ZimTrade hosted seminars in Harare and Bulawayo to share findings from a market survey carried out in Botswana in February 2018. The key objective of the research was to gather market intelligence on products and services suitable for export to Botswana.
Results from the survey identified opportunities for Zimbabwean manufacturers in the processed foods and fresh produce sectors, agricultural implements and inputs, building material and mining supplies.
In a bid to stimulate the economy, the government of Botswana embarked on an infrastructure development programme, the National Development Plan 11. The programme has resulted in substantial investments in public infrastructure such as roads, water and sewage reticulation, schools, power generation and distribution among others. These projects are being complemented by private sector participation which has seen the construction of shopping malls, offices and housing apartments in most towns and urban villages across Botswana. The construction boom offers opportunities for the supply of building materials such as timber, poles, door and window frames, fencing material and paint amongst others.
Agricultural inputs and implements
In the agricultural sector, the government of Botswana offers support programmes which include free or subsidised tillage, seeds, fertilisers, chemicals, implements, irrigation and fencing, among others. There are also special projects such as the Pandamatenga and Zambezi agro-commercial projects that are at the centre of agricultural development in Botswana and offer unique opportunities to supply both inputs and implements.
Specific products that have a market in the Botswana agriculture sector therefore include seeds, animal feed, water pumps, irrigation pipes, tractors, fertilisers, disc harrows, ploughs, wire, fencing poles, insecticides and pesticides, among others. In 2016, Botswana imported US$238 million worth of agricultural inputs and implements, with South Africa supplying 88% of the products.

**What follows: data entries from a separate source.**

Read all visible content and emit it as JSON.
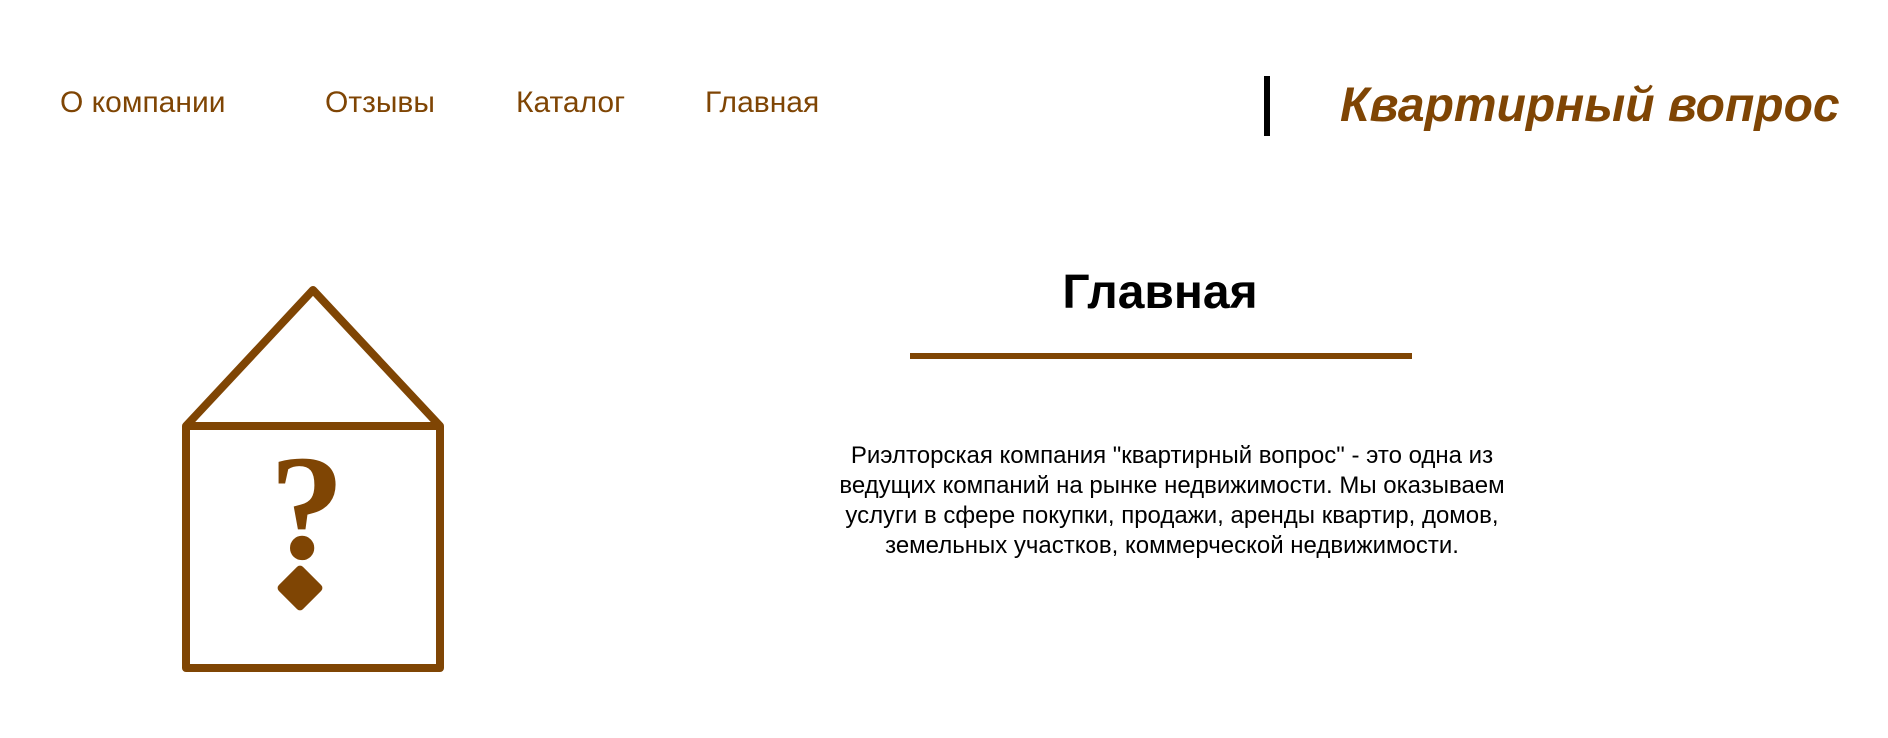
{
  "nav": {
    "about": "О компании",
    "reviews": "Отзывы",
    "catalog": "Каталог",
    "home": "Главная"
  },
  "brand": "Квартирный вопрос",
  "logo": {
    "icon": "house-question-icon",
    "symbol": "?"
  },
  "main": {
    "title": "Главная",
    "intro": "Риэлторская компания \"квартирный вопрос\" - это одна из ведущих компаний на рынке недвижимости. Мы оказываем услуги в сфере покупки, продажи, аренды квартир, домов, земельных участков, коммерческой недвижимости."
  },
  "colors": {
    "accent": "#7f4504",
    "text": "#000000",
    "background": "#ffffff"
  }
}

Between 2012 and 2016, Botswana imported processed foods worth an average of US$429 million. Major import products include, sugar, fruit juices, sweets, biscuits and dairy products, among others. According to some of the retailers, the quality of Zimbabwean food products is amongst the best in Africa and some of them used to be household brands in Botswana.
Botswana’s climatic conditions mean certain horticultural produce cannot be grown locally hence its US$63 million import bill in 2016. Produce with potential in the market include; bananas, avocadoes, oranges, lettuce and cucumbers, among others.
Zimbabwe and Botswana have a Preferential Bilateral Trade Agreement which provides for reciprocal duty-free trade on all products grown, wholly produced, or manufactured wholly or partly from imported inputs subject to a 25 percent local content requirement.
In addition, Zimbabwe and Botswana are both signatories to the SADC Trade Protocol – an agreement between SADC Member States to reduce customs duties and other barriers to trade on products from each other.
For more specific details on the survey findings, please email Anne Bake on email@example.com or Tatenda Marume on firstname.lastname@example.org
Publish Date: Monday 07 May 2018